Anglican Lutheran Lenten Reflections

Anglican Lutheran Lenten Reflections

God who Gathers (Mark 1:16–20)

Daily Lenten Reflection - Friday, 3 March 2017

Week 1: The Mission of God

Week 1, Day 3

“The Collect from the Sixth Sunday after Trinity,” The Book of Common Prayer

O GOD, who hast prepared for them that love thee such good things as pass man’s understanding; Pour into our hearts such love toward thee, that wee, loving thee above all things, may obtain thy promises, which exceed all that we can desire; through Jesus Christ our Lord. Amen.

God who Gathers (Mark 1:16–20)

Anne Tomlinson, Anglican, Scotland

As Jesus passed along the Sea of Galilee, he saw Simon and his brother Andrew casting a net into the sea—for they were fishermen. And Jesus said to them, “Follow me and I will make you fish for people.” And immediately they left their nets and followed him. As he went a little farther, he saw James son of Zebedee and his brother John, who were in their boat mending the nets. Immediately he called them; and they left their father Zebedee in the boat with the hired men, and followed him.

George Herbert’s poem, Love III, begins, “Love bade me welcome.” That is how God calls and gathers us. Not in a pressured or coercive manner; not with regard to any merit or worthiness on our part; not by demanding prior proof of performance. God does not call or gather in that way.

No, God’s liberating grace comes to us in tones of love, “sweetly questioning”; the gift is offered freely, unconditionally, by one who runs towards us all the while. And if we open ourselves to this prodigal invitation, we find ourselves suddenly swept up in God’s embrace, drawn into God’s activity, God’s mission, εὐθὺς, immediately.

This embrace is at the heart of the Godhead, and expressive of God’s self-revelation. God is a communion of persons and mission the activity of that Trinity of love. To participate in mission is to participate in the movement of this embrace towards the world that God loved so much that “God sent his only Son into the world so that we might live through him” (Jn 4:9).

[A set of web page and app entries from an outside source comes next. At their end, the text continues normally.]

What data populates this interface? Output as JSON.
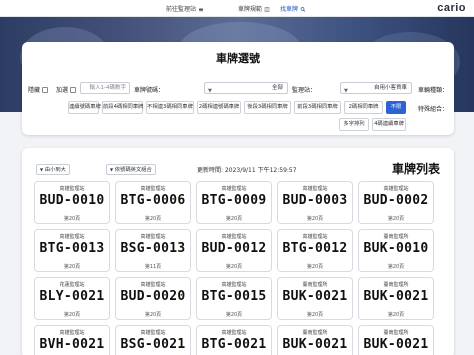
{
  "header": {
    "logo": "cario",
    "nav": [
      {
        "label": "找車牌",
        "active": true
      },
      {
        "label": "車牌規範",
        "active": false
      },
      {
        "label": "前往監理站",
        "active": false
      }
    ]
  },
  "filter": {
    "title": "車牌選號",
    "vehicle_type_label": "車輛種類：",
    "vehicle_type_value": "自用小客貨車",
    "station_label": "監理站：",
    "station_value": "全部",
    "number_label": "車牌號碼：",
    "number_placeholder": "輸入1-4碼數字",
    "checkbox_hide_label": "隱藏",
    "checkbox_other_label": "加選",
    "special_label": "特殊組合：",
    "chips": [
      {
        "label": "不限",
        "active": true
      },
      {
        "label": "2碼相同車牌",
        "active": false
      },
      {
        "label": "前段3碼相同車牌",
        "active": false
      },
      {
        "label": "後段3碼相同車牌",
        "active": false
      },
      {
        "label": "2碼相連號碼車牌",
        "active": false
      },
      {
        "label": "不相連3碼相同車牌",
        "active": false
      },
      {
        "label": "前段4碼相同車牌",
        "active": false
      },
      {
        "label": "連續號碼車牌",
        "active": false
      }
    ],
    "chips_row2": [
      {
        "label": "4碼連續車牌",
        "active": false
      },
      {
        "label": "多字排列",
        "active": false
      }
    ]
  },
  "list": {
    "title": "車牌列表",
    "updated": "更新時間: 2023/9/11 下午12:59:57",
    "sort_value": "由小到大",
    "sort2_value": "依號碼英文組合",
    "cards": [
      {
        "station": "高雄監理站",
        "plate": "BUD-0002",
        "count": "第20頁"
      },
      {
        "station": "高雄監理站",
        "plate": "BUD-0003",
        "count": "第20頁"
      },
      {
        "station": "高雄監理站",
        "plate": "BTG-0009",
        "count": "第20頁"
      },
      {
        "station": "高雄監理站",
        "plate": "BTG-0006",
        "count": "第20頁"
      },
      {
        "station": "高雄監理站",
        "plate": "BUD-0010",
        "count": "第20頁"
      },
      {
        "station": "臺南監理所",
        "plate": "BUK-0010",
        "count": "第20頁"
      },
      {
        "station": "高雄監理站",
        "plate": "BTG-0012",
        "count": "第20頁"
      },
      {
        "station": "高雄監理站",
        "plate": "BUD-0012",
        "count": "第20頁"
      },
      {
        "station": "高雄監理站",
        "plate": "BSG-0013",
        "count": "第11頁"
      },
      {
        "station": "高雄監理站",
        "plate": "BTG-0013",
        "count": "第20頁"
      },
      {
        "station": "臺南監理所",
        "plate": "BUK-0021",
        "count": "第20頁"
      },
      {
        "station": "臺南監理所",
        "plate": "BUK-0021",
        "count": "第20頁"
      },
      {
        "station": "高雄監理站",
        "plate": "BTG-0015",
        "count": "第20頁"
      },
      {
        "station": "高雄監理站",
        "plate": "BUD-0020",
        "count": "第20頁"
      },
      {
        "station": "花蓮監理站",
        "plate": "BLY-0021",
        "count": "第20頁"
      },
      {
        "station": "臺南監理所",
        "plate": "BUK-0021",
        "count": "第20頁"
      },
      {
        "station": "臺南監理所",
        "plate": "BUK-0021",
        "count": "第20頁"
      },
      {
        "station": "高雄監理站",
        "plate": "BTG-0021",
        "count": "第20頁"
      },
      {
        "station": "高雄監理站",
        "plate": "BSG-0021",
        "count": "第20頁"
      },
      {
        "station": "高雄監理站",
        "plate": "BVH-0021",
        "count": "第20頁"
      }
    ]
  },
  "colors": {
    "accent": "#2e63d6",
    "hero": "#3e5281"
  },
  "icons": [
    "search-icon",
    "book-icon",
    "car-icon",
    "chevron-down-icon"
  ]
}
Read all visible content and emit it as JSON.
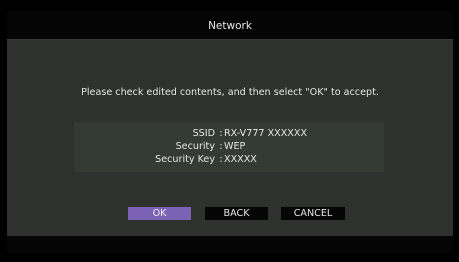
{
  "header": {
    "title": "Network"
  },
  "main": {
    "message": "Please check edited contents, and then select \"OK\" to accept.",
    "fields": [
      {
        "label": "SSID",
        "separator": ":",
        "value": "RX-V777 XXXXXX"
      },
      {
        "label": "Security",
        "separator": ":",
        "value": "WEP"
      },
      {
        "label": "Security Key",
        "separator": ":",
        "value": "XXXXX"
      }
    ]
  },
  "buttons": {
    "ok_label": "OK",
    "back_label": "BACK",
    "cancel_label": "CANCEL",
    "selected": "OK"
  },
  "colors": {
    "selected_button": "#7b62b4",
    "content_background": "#2f312f",
    "info_panel": "#343a34",
    "text": "#e6e6e6"
  }
}
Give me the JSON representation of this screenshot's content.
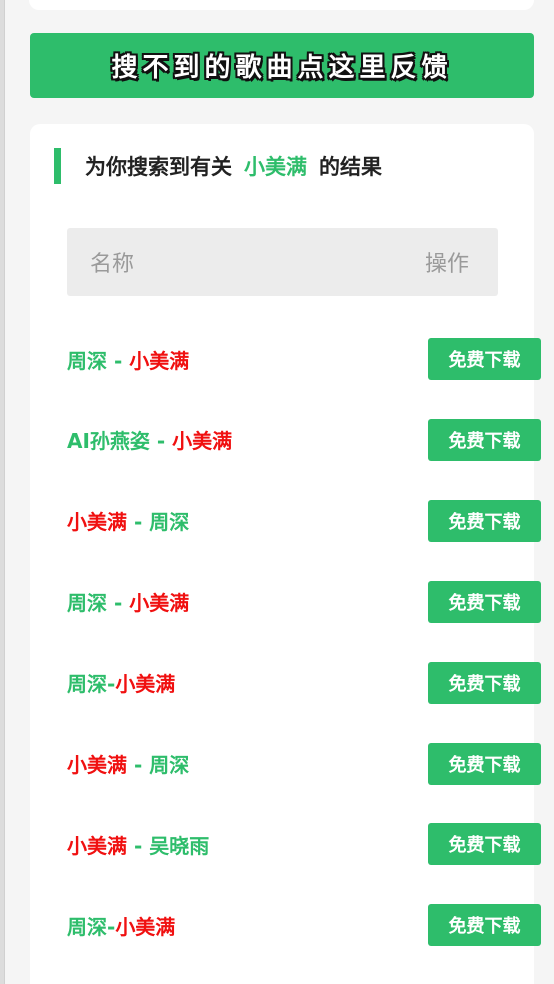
{
  "feedback": {
    "label": "搜不到的歌曲点这里反馈"
  },
  "results": {
    "heading_prefix": "为你搜索到有关",
    "keyword": "小美满",
    "heading_suffix": "的结果",
    "columns": {
      "name": "名称",
      "action": "操作"
    },
    "download_label": "免费下载",
    "items": [
      {
        "left": "周深",
        "sep": " - ",
        "right": "小美满",
        "left_role": "artist",
        "right_role": "title"
      },
      {
        "left": "AI孙燕姿",
        "sep": " - ",
        "right": "小美满",
        "left_role": "artist",
        "right_role": "title"
      },
      {
        "left": "小美满",
        "sep": " - ",
        "right": "周深",
        "left_role": "title",
        "right_role": "artist"
      },
      {
        "left": "周深",
        "sep": " - ",
        "right": "小美满",
        "left_role": "artist",
        "right_role": "title"
      },
      {
        "left": "周深",
        "sep": "-",
        "right": "小美满",
        "left_role": "artist",
        "right_role": "title"
      },
      {
        "left": "小美满",
        "sep": " - ",
        "right": "周深",
        "left_role": "title",
        "right_role": "artist"
      },
      {
        "left": "小美满",
        "sep": " - ",
        "right": "吴晓雨",
        "left_role": "title",
        "right_role": "artist"
      },
      {
        "left": "周深",
        "sep": "-",
        "right": "小美满",
        "left_role": "artist",
        "right_role": "title"
      }
    ]
  },
  "colors": {
    "accent": "#2ebd6b",
    "highlight": "#f01010"
  }
}
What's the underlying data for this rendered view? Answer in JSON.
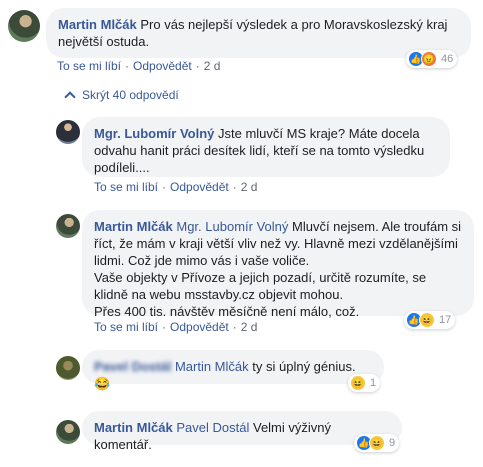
{
  "thread": {
    "comments": [
      {
        "author": "Martin Mlčák",
        "mention": "",
        "text": "Pro vás nejlepší výsledek a pro Moravskoslezský kraj největší ostuda.",
        "like_label": "To se mi líbí",
        "reply_label": "Odpovědět",
        "time": "2 d",
        "reaction_count": "46"
      },
      {
        "author": "Mgr. Lubomír Volný",
        "mention": "",
        "text": "Jste mluvčí MS kraje? Máte docela odvahu hanit práci desítek lidí, kteří se na tomto výsledku podíleli....",
        "like_label": "To se mi líbí",
        "reply_label": "Odpovědět",
        "time": "2 d"
      },
      {
        "author": "Martin Mlčák",
        "mention": "Mgr. Lubomír Volný",
        "text": "Mluvčí nejsem. Ale troufám si říct, že mám v kraji větší vliv než vy. Hlavně mezi vzdělanějšími lidmi. Což jde mimo vás i vaše voliče.\nVaše objekty v Přívoze a jejich pozadí, určitě rozumíte, se klidně na webu msstavby.cz objevit mohou.\nPřes 400 tis. návštěv měsíčně není málo, což.",
        "like_label": "To se mi líbí",
        "reply_label": "Odpovědět",
        "time": "2 d",
        "reaction_count": "17"
      },
      {
        "author": "Pavel Dostál",
        "mention": "Martin Mlčák",
        "text": "ty si úplný génius.",
        "emoji": "😂",
        "reaction_count": "1"
      },
      {
        "author": "Martin Mlčák",
        "mention": "Pavel Dostál",
        "text": "Velmi výživný komentář.",
        "reaction_count": "9"
      }
    ],
    "toggle_label": "Skrýt 40 odpovědí"
  },
  "colors": {
    "link": "#385898",
    "bubble": "#f2f3f5",
    "meta": "#616770",
    "like": "#1877f2"
  },
  "icons": {
    "like": "like-reaction-icon",
    "angry": "angry-reaction-icon",
    "haha": "haha-reaction-icon"
  }
}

This embrace is for all and, in its warm grasp, we find ourselves alongside others, fishermen and fools, the ones whose company we do not greatly like, the ones we did not choose. That is the breadth of this embrace. It is for all.

This embrace inspires us, sends us forth, to share this love with others, to utter words of proclamation and invitation in turn. In acts of diaconal service to extend to others the same shelter, refuge and protection that we experience. To participate in a cascade of divine grace.

That’s what these two sets of brothers experience at the Sea of Galilee. All it takes are the words “follow me,” uttered with complete simplicity by “quick-eyed Love.” And immediately they are caught up in the mission of God, sent out to cast their nets in a new way. “Quick now, here, now, always … .”

Likewise, love gathers us into its embrace. It sends us out in the same breath to repeat its message of love; turns us outward for the sake of others. Let us then participate in God’s reconciling mission towards the world, with thankfulness—and with the fishermen’s fervor and ready response.

“On the occasion of the 500th anniversary of the Reformation, the Anglican-Lutheran International Coordinating Committee has compiled a collection of Lenten reflections to commemorate the anniversary. The text can be used by small groups or individual, as a Lenten reading or as a resource for the weeks between Easter and Trinity Sunday. We are sharing these reflections daily during Lent, hoping that our common experience of God’s grace may draw our two families of churches closer together in this extraordinary year, and be used beyond 2017 and actually at any time.”